For all the talk of consumers wanting more healthful food, it turns out that many General Mills cereal eaters still want the sweet stuff.
U.S. sales of its cereal grew 4 percent in the most recent quarter, the company reported Wednesday, helping the Golden Valley-based food manufacturer expand its profit margin and return considerably more money to shareholders than analysts expected.
Cereal remains the company’s single largest category, with household brands such as Cheerios, Trix and Wheaties, and a strong performance there generally bodes well for the company overall.
The segment grew during its third quarter, ended Feb. 24, despite consumer trends — including increasing demand for protein-rich, on-the-go breakfast options — that present long-term challenges for the business.
Executives credited new products such as Cinnamon Toast Crunch Churros and Fruity Lucky Charms for the bump. In cereal, Jeff Harmening, chief executive of General Mills, said, “Our growth is in [the products] that taste really good.”
Margins were also helped by trimming supply-chain and administrative costs, adding Blue Buffalo pet foods and raising prices on its products, according to Don Mulligan, chief financial officer for General Mills.
With the quarter’s better-than-expected results, executives raised their per-share profit guidance to flat to up 1 percent for the full fiscal year, which ends in May. Previously, they forecast it to be flat to down 3 percent.
Sales were up 8 percent in the latest quarter, largely due to the inclusion of the high-growth Blue Buffalo pet brand. General Mills bought premium pet foodmaker Blue Buffalo last April for $8 billion, the second-largest acquisition in its 153-year history. Not counting acquisitions, General Mills’ organic sales rose 1 percent.
“The biggest driver was improvement in our North America retail business,” Harmening said, “and the biggest change was cereal, but not to be lost was our meals and baking, like Old El Paso, Totino’s and Pillsbury. It was good to see growth in those businesses.”
The company needed a good quarter to continue its positive momentum with investors. After taking a beating in 2018, General Mills stock has risen 30 percent after hitting a five-year low in December, besting its packaged-food peers. The stock rose 2.2 percent Wednesday.
Investors are expecting positive returns from the rollout of Blue Buffalo products at Walmart, the nation’s largest retailer, this spring.
Alexia Howard, an analyst with Bernstein, called Blue Buffalo’s results “muted” in the just-finished quarter. But she added, “Performance is expected to be turbocharged next quarter by the rollout more fully into Walmart stores.”
Executives expect Blue Buffalo to deliver a staggering 30 percent spike in retail sales during the fourth quarter.
Blue Buffalo lost distribution in pet-specialty stores such as Petco and PetSmart when it started selling to large general merchandisers such as Target.
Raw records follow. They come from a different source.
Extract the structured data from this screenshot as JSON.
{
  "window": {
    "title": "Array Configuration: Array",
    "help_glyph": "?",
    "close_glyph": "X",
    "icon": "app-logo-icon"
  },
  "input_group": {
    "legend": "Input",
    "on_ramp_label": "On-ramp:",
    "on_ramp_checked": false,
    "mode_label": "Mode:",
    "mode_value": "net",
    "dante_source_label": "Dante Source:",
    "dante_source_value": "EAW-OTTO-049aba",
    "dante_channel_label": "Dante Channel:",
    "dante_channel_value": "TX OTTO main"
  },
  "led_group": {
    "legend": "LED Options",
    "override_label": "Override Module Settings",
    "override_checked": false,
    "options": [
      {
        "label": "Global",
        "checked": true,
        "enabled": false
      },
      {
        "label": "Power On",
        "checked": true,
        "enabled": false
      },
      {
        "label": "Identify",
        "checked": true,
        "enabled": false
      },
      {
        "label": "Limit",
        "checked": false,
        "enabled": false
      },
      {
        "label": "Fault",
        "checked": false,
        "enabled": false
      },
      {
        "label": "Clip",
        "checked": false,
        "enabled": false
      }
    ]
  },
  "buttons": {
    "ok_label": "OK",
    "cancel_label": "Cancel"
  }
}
Those losses are more than offset though by sales growth online and in mainstream mass retailers.
“Certainly our move into the food, drug and mass channel has caused [those retailers] to look at their assortment. That’s undeniable,” Harmening said. But, he added, General Mills has had to manage this type of situation before when it bought Annie’s and started selling the products outside of Whole Foods and other natural-foods retailers.
“We’ve seen this before and we are confident that because Blue Buffalo is such a good brand, we will be able to find a win-win with these retailers,” Harmening said.
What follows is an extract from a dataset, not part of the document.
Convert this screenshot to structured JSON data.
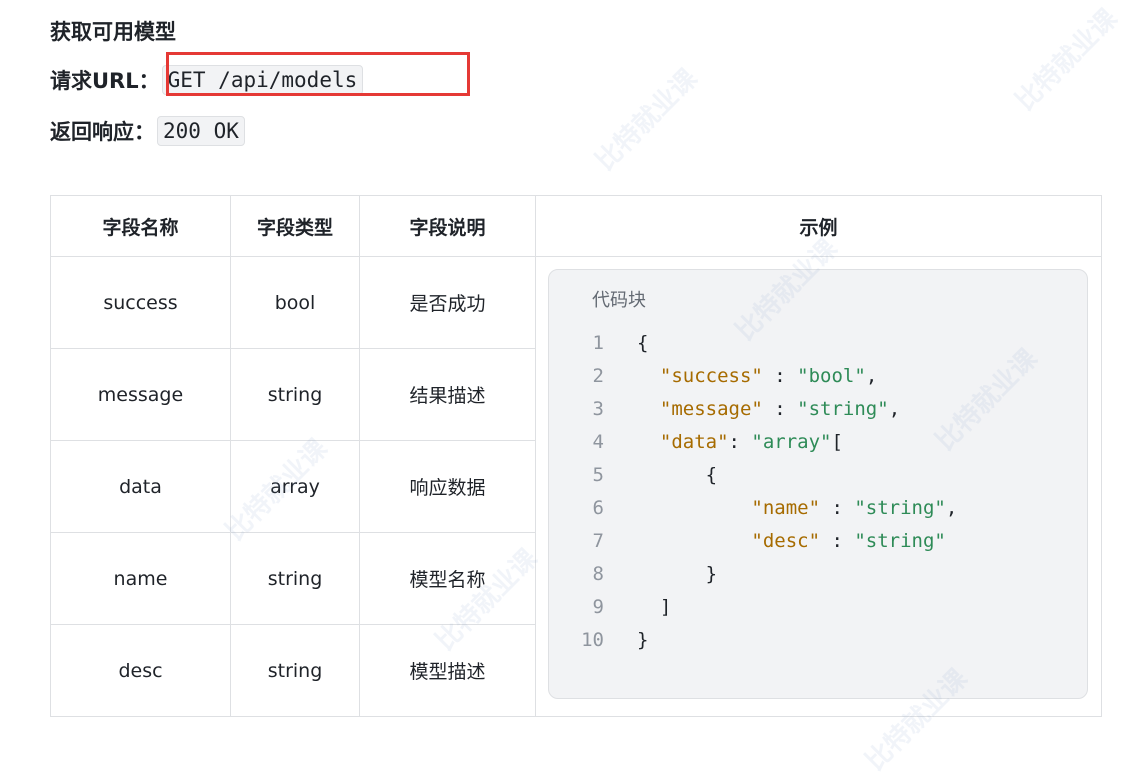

Brittany Weissman of Edward Jones believes the Blue Buffalo integration is going as expected. “General Mills continues to make progress improving results, and we believe the recent Blue Buffalo acquisition has the potential to add to growth,” she said.
Snack bars and mixes account for more than 14 percent of the company’s sales and are seen as growth opportunities as consumers increasingly seek convenience and portability. However, General Mills reported a 5 percent decline in sales of its snack bar products during the quarter.
Two smaller lines of snack products, Larabar and Epic Provisions’ bars, were bright spots, growing by high double-digits. But the company is planning changes in its Fiber One products to better respond to today’s dieting trends and bolder innovations in its Nature Valley line.
“Nature Valley is doing fine, but they are a great brand [that] we need to be doing better than fine,” Harmening said. “Innovation is difficult and sometimes you don’t get it right, and we didn’t this year.”
General Mills posted adjusted earnings per share of 83 cents on $4.2 billion in revenue for the quarter. Analysts expected earnings per share of 69 cents on $4.19 billion in revenue, according to Thomson Reuters.
Investors rewarded the surprise, sending its stock up as much as 6 percent Wednesday before closing up more than 2 percent.
Its quarterly profit of $447 million was down from $941 million, when it experienced a one-time bump from the then-new federal tax law.
“We’re pleased with what we’ve done, but we’ve got more work to do,” Harmening told investors and analysts, “and we’re going about the business of doing that.”